The Resort Municipality of Whistler (RMOW) is making a change to its reserve establishment bylaw to help pay for infrastructure projects—now and in the future.
At the Feb. 12 meeting, council gave first three readings to a bylaw that would allow unallocated surpluses from the general fund to be transferred to the capital reserves (which support local infrastructure projects) rather than just the general operating reserve.
"The changes put the money in reserve accounts that allow the municipality to plan and to allocate on capital projects moving forward," said Mayor Jack Crompton. "It's forward thinking, forward looking. Longterm-ism."
At the end of 2017, the RMOW had amassed an unallocated surplus of $18.3 million, explained director of finance Carlee Price, in a presentation to council.
But the money exists in the form of a "liquid portfolio" of investments, making it less available as a source of capital spending.
To move the unallocated surplus to reserves, the RMOW has to change the language of its bylaw, Price said.
"On both an absolute and a relative basis ... the other reserves are better positioned to receive these unallocated surplus funds than the general operating reserve," she said.
An accompanying amendment to the Five-Year Financial Plan Bylaw 2018-2022 was also introduced and given first three readings at the meeting.
The amendment will allow the RMOW to reallocate $16,892,680 in surplus to three reserve accounts: $11,315,734 to the general capital reserve; $4,984,306 to the sewer capital reserve; and $592,640 to the solid waste capital reserve.

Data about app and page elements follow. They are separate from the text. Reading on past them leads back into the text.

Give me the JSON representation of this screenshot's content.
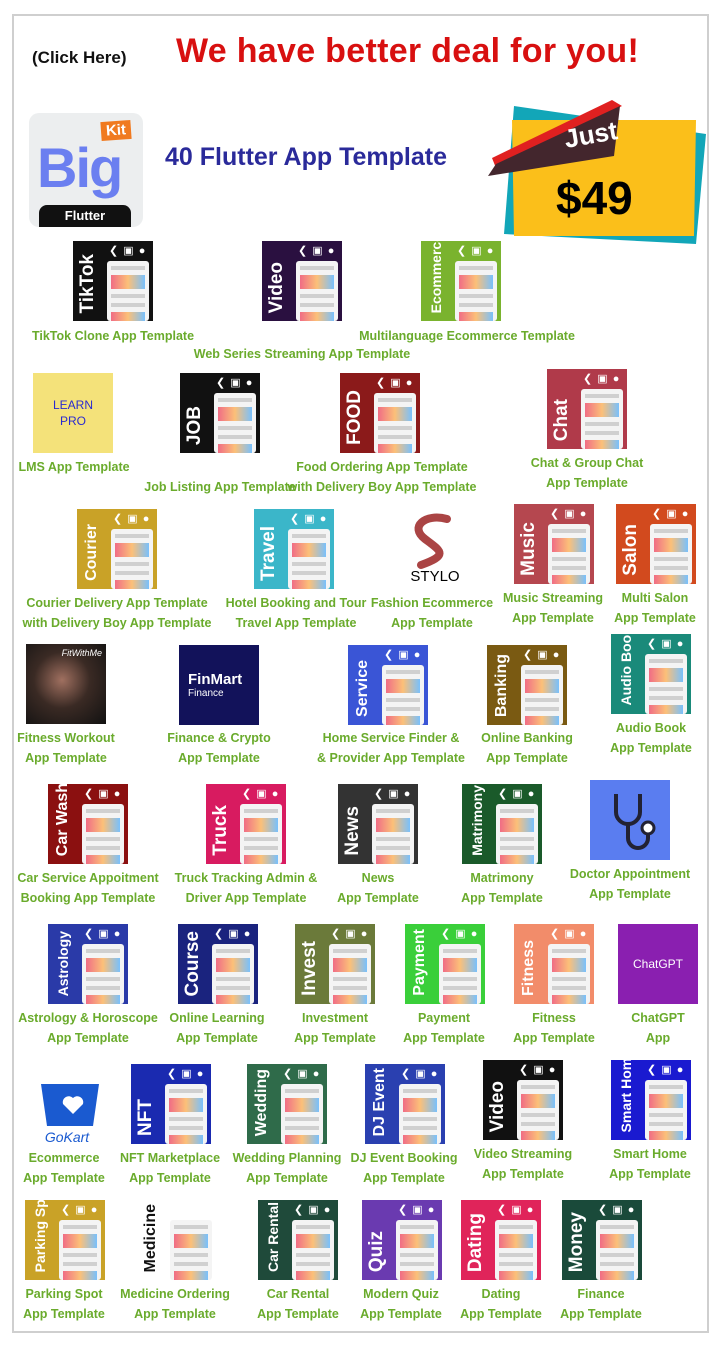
{
  "header": {
    "click_label": "(Click Here)",
    "headline": "We have better deal for you!",
    "subhead": "40 Flutter App Template"
  },
  "logo": {
    "big": "Big",
    "kit": "Kit",
    "flutter": "Flutter"
  },
  "price_badge": {
    "just": "Just",
    "price": "$49"
  },
  "colors": {
    "headline": "#d81010",
    "subhead": "#2a2a9a",
    "caption": "#6aab2c",
    "badge_yellow": "#fbbf1a",
    "badge_teal": "#12a6b8",
    "badge_ribbon": "#43262d"
  },
  "platform_icons": [
    "flutter-icon",
    "android-icon",
    "apple-icon"
  ],
  "templates": [
    {
      "tile": "TikTok",
      "bg": "#111111",
      "caption": [
        "TikTok Clone App Template"
      ]
    },
    {
      "tile": "Video",
      "bg": "#2a1040",
      "caption": [
        "Web Series Streaming App Template"
      ]
    },
    {
      "tile": "Ecommerce",
      "bg": "#7ab32e",
      "caption": [
        "Multilanguage Ecommerce Template"
      ]
    },
    {
      "tile": "LEARN PRO",
      "bg": "#f4e27a",
      "caption": [
        "LMS App Template"
      ]
    },
    {
      "tile": "JOB",
      "bg": "#111111",
      "caption": [
        "Job Listing App Template"
      ]
    },
    {
      "tile": "FOOD",
      "bg": "#8b1a1a",
      "caption": [
        "Food Ordering App Template",
        "with Delivery Boy App Template"
      ]
    },
    {
      "tile": "Chat",
      "bg": "#b03a4a",
      "caption": [
        "Chat & Group Chat",
        "App Template"
      ]
    },
    {
      "tile": "Courier",
      "bg": "#c9a227",
      "caption": [
        "Courier Delivery App Template",
        "with Delivery Boy App Template"
      ]
    },
    {
      "tile": "Travel",
      "bg": "#3bb6c9",
      "caption": [
        "Hotel Booking and Tour",
        "Travel App Template"
      ]
    },
    {
      "tile": "STYLO",
      "bg": "#ffffff",
      "caption": [
        "Fashion Ecommerce",
        "App Template"
      ]
    },
    {
      "tile": "Music",
      "bg": "#b5474f",
      "caption": [
        "Music Streaming",
        "App Template"
      ]
    },
    {
      "tile": "Salon",
      "bg": "#d24a1e",
      "caption": [
        "Multi Salon",
        "App Template"
      ]
    },
    {
      "tile": "FitWithMe",
      "bg": "#2a2624",
      "caption": [
        "Fitness Workout",
        "App Template"
      ]
    },
    {
      "tile": "FinMart",
      "sub": "Finance",
      "bg": "#12125a",
      "caption": [
        "Finance & Crypto",
        "App Template"
      ]
    },
    {
      "tile": "Service",
      "bg": "#3a55d6",
      "caption": [
        "Home Service Finder &",
        "& Provider App Template"
      ]
    },
    {
      "tile": "Banking",
      "bg": "#7a5a12",
      "caption": [
        "Online Banking",
        "App Template"
      ]
    },
    {
      "tile": "Audio Book",
      "bg": "#1a8a7a",
      "caption": [
        "Audio Book",
        "App Template"
      ]
    },
    {
      "tile": "Car Wash",
      "bg": "#8b1010",
      "caption": [
        "Car Service Appoitment",
        "Booking App Template"
      ]
    },
    {
      "tile": "Truck",
      "bg": "#d81b60",
      "caption": [
        "Truck Tracking Admin &",
        "Driver App Template"
      ]
    },
    {
      "tile": "News",
      "bg": "#333333",
      "caption": [
        "News",
        "App Template"
      ]
    },
    {
      "tile": "Matrimony",
      "bg": "#1a5a2a",
      "caption": [
        "Matrimony",
        "App Template"
      ]
    },
    {
      "tile": "",
      "bg": "#5a7df0",
      "icon": "stethoscope-icon",
      "caption": [
        "Doctor Appointment",
        "App Template"
      ]
    },
    {
      "tile": "Astrology",
      "bg": "#2a3aa8",
      "caption": [
        "Astrology & Horoscope",
        "App Template"
      ]
    },
    {
      "tile": "Course",
      "bg": "#1a237e",
      "caption": [
        "Online Learning",
        "App Template"
      ]
    },
    {
      "tile": "Invest",
      "bg": "#6b7a3a",
      "caption": [
        "Investment",
        "App Template"
      ]
    },
    {
      "tile": "Payment",
      "bg": "#3acf3a",
      "caption": [
        "Payment",
        "App Template"
      ]
    },
    {
      "tile": "Fitness",
      "bg": "#f28c6a",
      "caption": [
        "Fitness",
        "App Template"
      ]
    },
    {
      "tile": "ChatGPT",
      "bg": "#8a1fb0",
      "caption": [
        "ChatGPT",
        "App"
      ]
    },
    {
      "tile": "GoKart",
      "bg": "#ffffff",
      "caption": [
        "Ecommerce",
        "App Template"
      ]
    },
    {
      "tile": "NFT",
      "bg": "#1a2ab0",
      "caption": [
        "NFT Marketplace",
        "App Template"
      ]
    },
    {
      "tile": "Wedding",
      "bg": "#2f6b4a",
      "caption": [
        "Wedding Planning",
        "App Template"
      ]
    },
    {
      "tile": "DJ Event",
      "bg": "#2a40b0",
      "caption": [
        "DJ Event Booking",
        "App Template"
      ]
    },
    {
      "tile": "Video",
      "bg": "#111111",
      "caption": [
        "Video Streaming",
        "App Template"
      ]
    },
    {
      "tile": "Smart Home",
      "bg": "#1a1ad0",
      "caption": [
        "Smart Home",
        "App Template"
      ]
    },
    {
      "tile": "Parking Spot",
      "bg": "#c9a227",
      "caption": [
        "Parking Spot",
        "App Template"
      ]
    },
    {
      "tile": "Medicine",
      "bg": "#ffffff",
      "caption": [
        "Medicine Ordering",
        "App Template"
      ]
    },
    {
      "tile": "Car Rental",
      "bg": "#1f4a3a",
      "caption": [
        "Car Rental",
        "App Template"
      ]
    },
    {
      "tile": "Quiz",
      "bg": "#6a3ab0",
      "caption": [
        "Modern Quiz",
        "App Template"
      ]
    },
    {
      "tile": "Dating",
      "bg": "#e0245a",
      "caption": [
        "Dating",
        "App Template"
      ]
    },
    {
      "tile": "Money",
      "bg": "#1a4a3a",
      "caption": [
        "Finance",
        "App Template"
      ]
    }
  ]
}
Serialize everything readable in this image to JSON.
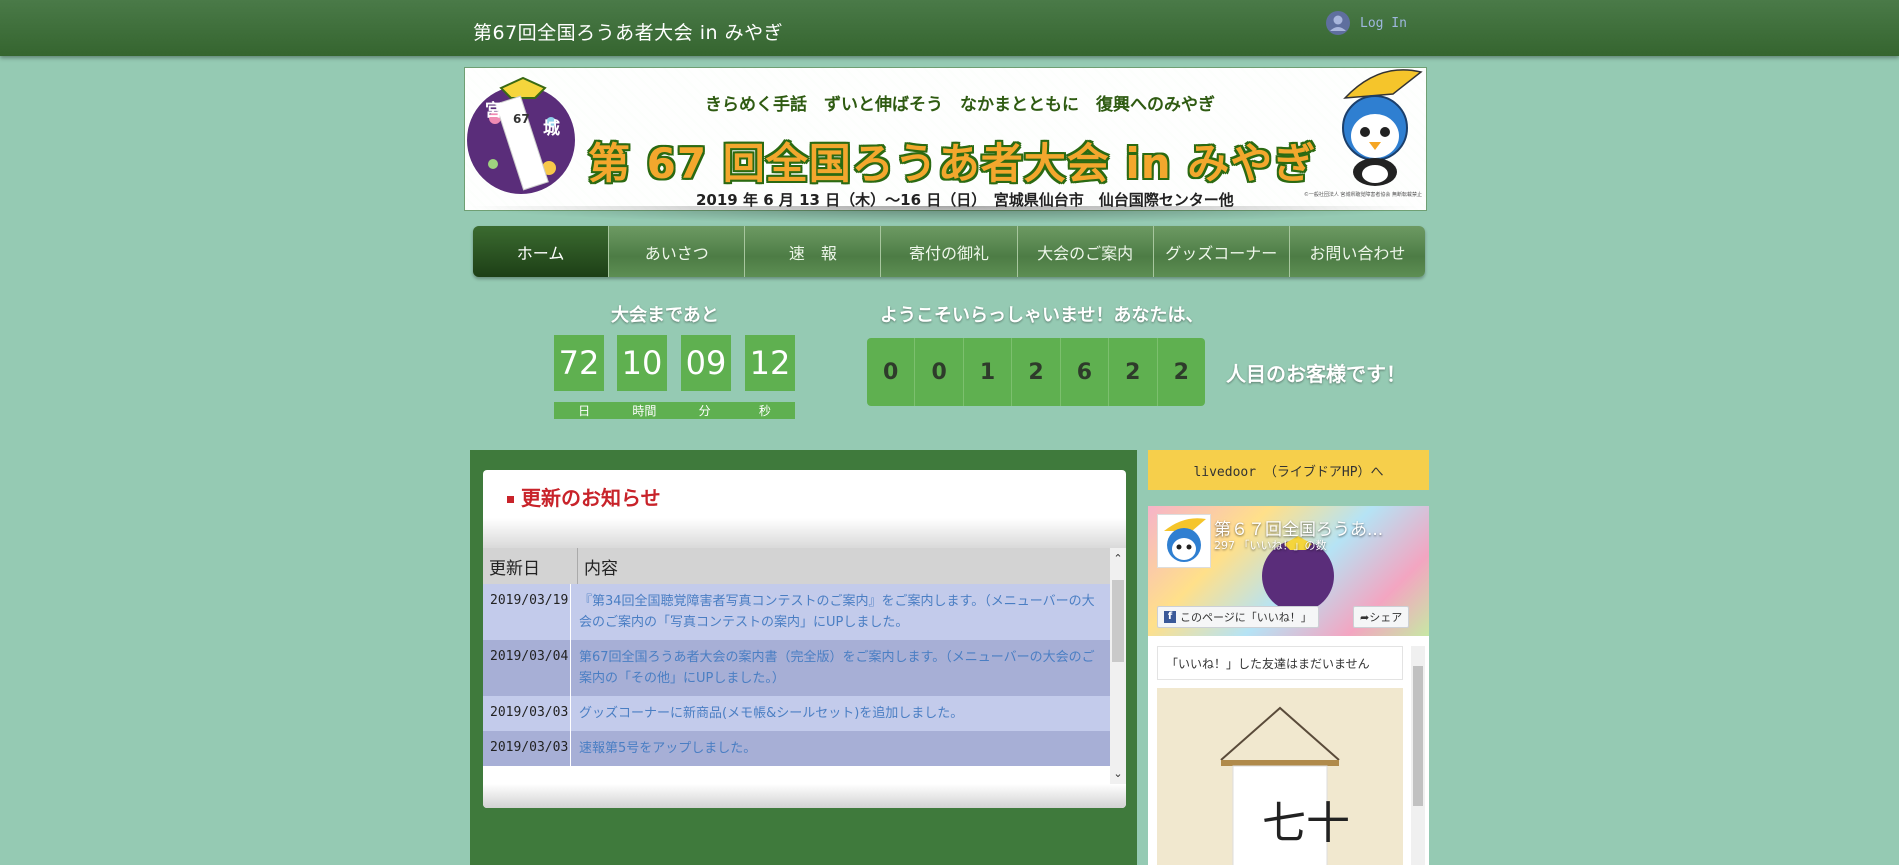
{
  "header": {
    "site_title": "第67回全国ろうあ者大会 in みやぎ",
    "login_label": "Log In"
  },
  "banner": {
    "slogan": "きらめく手話　ずいと伸ばそう　なかまとともに　復興へのみやぎ",
    "headline": "第 67 回全国ろうあ者大会 in みやぎ",
    "dates": "2019 年 6 月 13 日（木）〜16 日（日）　宮城県仙台市　仙台国際センター他",
    "logo_text": [
      "宮",
      "67",
      "城"
    ],
    "colors": {
      "headline": "#f3a72d",
      "outline": "#2b6a12"
    }
  },
  "nav": {
    "items": [
      {
        "label": "ホーム"
      },
      {
        "label": "あいさつ"
      },
      {
        "label": "速　報"
      },
      {
        "label": "寄付の御礼"
      },
      {
        "label": "大会のご案内"
      },
      {
        "label": "グッズコーナー"
      },
      {
        "label": "お問い合わせ"
      }
    ]
  },
  "countdown": {
    "title": "大会まであと",
    "values": [
      "72",
      "10",
      "09",
      "12"
    ],
    "labels": [
      "日",
      "時間",
      "分",
      "秒"
    ]
  },
  "visitor": {
    "welcome": "ようこそいらっしゃいませ！あなたは、",
    "digits": [
      "0",
      "0",
      "1",
      "2",
      "6",
      "2",
      "2"
    ],
    "suffix": "人目のお客様です！"
  },
  "news": {
    "heading": "更新のお知らせ",
    "col_date": "更新日",
    "col_content": "内容",
    "rows": [
      {
        "date": "2019/03/19",
        "text": "『第34回全国聴覚障害者写真コンテストのご案内』をご案内します。（メニューバーの大会のご案内の「写真コンテストの案内」にUPしました。"
      },
      {
        "date": "2019/03/04",
        "text": "第67回全国ろうあ者大会の案内書（完全版）をご案内します。（メニューバーの大会のご案内の「その他」にUPしました。）"
      },
      {
        "date": "2019/03/03",
        "text": "グッズコーナーに新商品(メモ帳&シールセット)を追加しました。"
      },
      {
        "date": "2019/03/03",
        "text": "速報第5号をアップしました。"
      }
    ]
  },
  "sidebar": {
    "livedoor_label": "livedoor （ライブドアHP）へ",
    "fb": {
      "page_name": "第６７回全国ろうあ...",
      "likes": "297 「いいね！」の数",
      "like_button": "このページに「いいね！」",
      "share_button": "シェア",
      "friends_text": "「いいね！」した友達はまだいません",
      "photo_text": "七十"
    }
  }
}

"Our goal in allocating money to the reserves is to balance the needs of each in absolute levels and in relation to each other," Price said. "We considered the reserve balance at the year-end 2017 and the effects of proposed projects on the reserve balances going forward, and determined that this allocation ... is the correct amount to allocate to those reserves."
It is worth noting that $1.4 million will remain in unallocated surplus, Price added.
"This can be a useful state for money in that it remains available to fund operating shortfalls without restricting our capital abilities," she said.
Whistler's 2019 draft budget was revealed at an open house on Feb. 4 (see Pique, Feb. 7).
The Five-Year Financial Plan Bylaw is tentatively scheduled for first three readings on March 26 and adoption on April 9, while the Tax Rate Bylaws are tentatively scheduled for first three readings on April 9.
In 2018, property taxes went up 2.25 per cent, solid waste user fees went up 4.5-per-cent and sewer parcel taxes 1.1-per-cent, while there was no increase to water rates.
Find the full project list, along with other budget materials, at www.whistler.ca/budget.